The darvesh replied, ‘They have related that a washerman was wont to be busy in his avocation on the bank of a certain river. Every day he saw there a Crane, which sat on the river’s bank, and used to catch the creatures that are found in the mud, and contenting himself therewith, went back to his nest. One day there came a swift-winged hawk, which made prey of a fat quail, and after eating part of it, left the rest and flew away. The Crane thought to himself, ‘This animal with such a puny body makes prey of large birds, and I of such a huge stature content myself with a trifle; and this state of things is evidently owing to my mean spirit. Why should not I too have a share of magnanimity? My advisable course is hereafter not to stoop to small matters, and not to cast the noose of my efforts save on the battlements of the highest heavens.

The cloud when thirsty seeks the purple ocean,
Nor bows its head to sip the humble dew.*
Hearts that are stirred by proud and high emotion,
Stoop not to mean things, nor for trifles sue.’

He then forsook the chace of worms, and was on the watch to pursue pigeons and quails. Now the washerman had from a distance observed the proceedings of the hawk and the quail. When he saw the amazement of the Crane, and how it gave up its own employment, he was astonished, and opened the eye of amusement. By the will of fate a pigeon appeared in that direction, and the Crane flying up made a stoop at it. The pigeon turning along the edge of the water, outstripped the Crane, which pouncing down behind, fell on the bank of the river, and his leg stuck in the mud. The more he tried to fly away, the more his foot sank in the thick mire, and his feathers and wings became more and more besmeared with the mud. The washerman came up and seized him, and set off home. In the way a friend met him and asked, ‘What’s this?’ The washerman replied, ‘This is a crane that wanted to hunt,’ and that wished to play the part of a hawk, and so destroyed itself.’

And I have adduced this story that thou mayest know that every one ought to attend to his own business and quit that which does not belong to him.’

When the old darvesh had cited this tale, the temptings of my covetous­ness increased, and refusing that speech access to the ear of attention, I persevered in the same idea. So I abandoned the business of a baker, and with the trifling capital I possessed purchased implements for farming, and having sown a quantity of grain, fastened the eye of expectation on the road of looking for the crop. In the meantime my means of subsisting myself and my family became straitened, because what I expended daily had been as regularly procured in the baker’s shop, and now it was necessary for me to wait a year expectant, until the profit should arrive. I said to myself, ‘Thou hast committed an error in not listening to the words of thy venerable seniors, and now thou art in distress for thy current expenses, and there is no channel by which income is obtainable. Thy best course is to get a sum by way of loan, and having re-opened thy baker’s shop, return to thy own business.

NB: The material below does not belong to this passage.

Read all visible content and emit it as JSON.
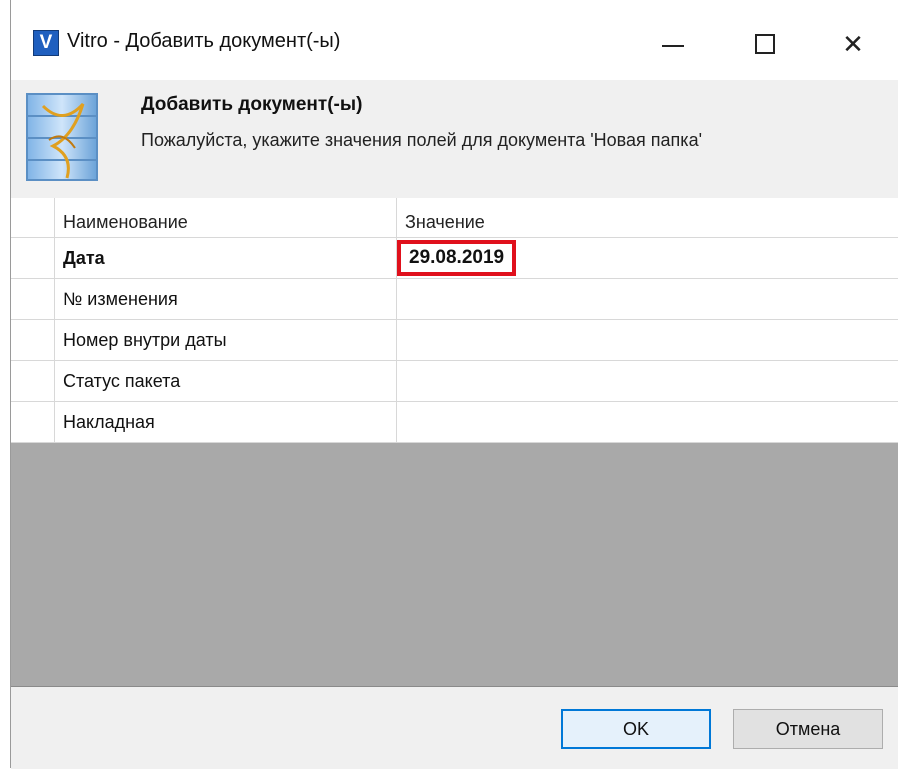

From his own business, he who turns aside,
’Twere best that he should there again subside.*

I then betook myself to one of the rich merchants of the city, and having taken up a sum on credit, I opened my shop a second time, and leaving one of my servants to superintend that business, I myself was busy with my farming. Now I started for the country to manage the cultivation, and anon I returned to the market to set off my shop. When two or three months had passed in this way, my servant swindled me, and not a particle either of stock or profit was left. At the same time a variety of misfortunes befell my crops. The tenth of what I had expended was not realised. I then went to the same neighbor, and detailed to him my case, and told him the circum­stance of my taking two things in hand, and my losing by both. The aged darvesh laughed and said, ‘How like thy case is to that of the man of two kinds of hair, who gave up his beard to his wives!’ I asked, ‘How was that?’